Jon Ungphakorn, social activist and founder of Prachatai, has launched iLaw (http://ilaw.or.th) to enable people to propose and amend laws through the process of collecting 10,000 signatures to Parliament under Sections 142 and 193 of the 2007 Constitution.
Jon, the director of Internet for People’s Laws Project (iLaw), said that the objective of the website was to support and encourage ordinary people’s participation, which is not only signing petitions, but also helping shape the law.
‘Many have asked what laws the iLaw would want to change. The iLaw will provide space for people who want to propose laws or change the laws to solve the problems they see, and will facilitate the process in which communities present their ideas and a team of lawyers will help draft them,’ Jon said.
From his experience as a Senator, one of whose main jobs was to pass laws, he found that though the legislative process was complicated and full of hurdles, he believed that the people could handle this important process without direct training in law. Members of Parliament and senators also have diverse backgrounds, not all of them being lawyers, he said.
‘In general, each law has to pass complex procedures before it comes out as a law. Even though currently the people are allowed to collect 10,000 signatures to propose laws, it’s necessary to provide proper channels and opportunity for them to have true participation, which is a crucial step leading to the collection of signatures,’ he said.
Jon said that public participation corresponds to the trend that has been developing in cyberspace, and the internet is a model of democracy which challenges democracies all over the world.
‘I’d like to invite everybody to propose laws. Even though laws are not solution to all problems in society, they will increase the people’s leverage in changing society for the better,’ Jon said.
The iLaw website will support law proposals which do not go against social justice and equality, or violate human dignity, but promote the rights and freedoms, and democracy.

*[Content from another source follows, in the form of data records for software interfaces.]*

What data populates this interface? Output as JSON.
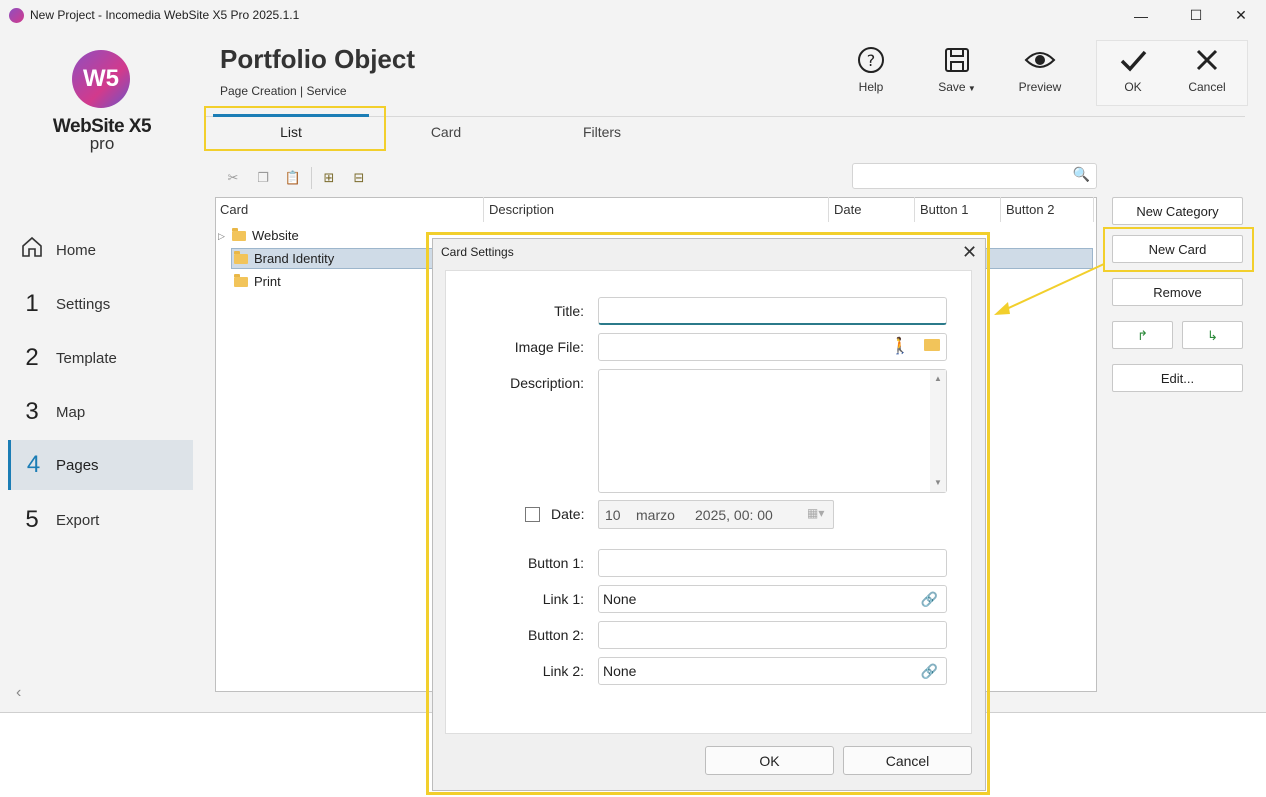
{
  "window": {
    "title": "New Project - Incomedia WebSite X5 Pro 2025.1.1"
  },
  "app_logo": {
    "glyph": "W5",
    "name": "WebSite X5",
    "edition": "pro"
  },
  "sidebar": {
    "items": [
      {
        "num": "",
        "label": "Home"
      },
      {
        "num": "1",
        "label": "Settings"
      },
      {
        "num": "2",
        "label": "Template"
      },
      {
        "num": "3",
        "label": "Map"
      },
      {
        "num": "4",
        "label": "Pages"
      },
      {
        "num": "5",
        "label": "Export"
      }
    ],
    "active": "Pages",
    "collapse": "‹"
  },
  "header": {
    "title": "Portfolio Object",
    "breadcrumb": "Page Creation | Service",
    "help": "Help",
    "save": "Save",
    "preview": "Preview",
    "ok": "OK",
    "cancel": "Cancel"
  },
  "tabs": [
    {
      "label": "List",
      "active": true
    },
    {
      "label": "Card",
      "active": false
    },
    {
      "label": "Filters",
      "active": false
    }
  ],
  "table": {
    "columns": [
      "Card",
      "Description",
      "Date",
      "Button 1",
      "Button 2"
    ],
    "rows": [
      {
        "label": "Website",
        "expandable": true,
        "selected": false
      },
      {
        "label": "Brand Identity",
        "expandable": false,
        "selected": true
      },
      {
        "label": "Print",
        "expandable": false,
        "selected": false
      }
    ]
  },
  "side_buttons": {
    "new_category": "New Category",
    "new_card": "New Card",
    "remove": "Remove",
    "edit": "Edit..."
  },
  "dialog": {
    "title": "Card Settings",
    "fields": {
      "title_label": "Title:",
      "image_label": "Image File:",
      "description_label": "Description:",
      "date_label": "Date:",
      "date_day": "10",
      "date_month": "marzo",
      "date_rest": "2025, 00: 00",
      "button1_label": "Button 1:",
      "link1_label": "Link 1:",
      "link1_value": "None",
      "button2_label": "Button 2:",
      "link2_label": "Link 2:",
      "link2_value": "None"
    },
    "ok": "OK",
    "cancel": "Cancel"
  },
  "colors": {
    "accent": "#1b7db5",
    "highlight": "#f2cf2c",
    "selection": "#cfdbe7"
  }
}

Now the website contains polls asking the public which laws need to be proposed or changed. Over 100 ideas have been collected. Amendments to the 2007 Computer-related Crimes Law are under discussion.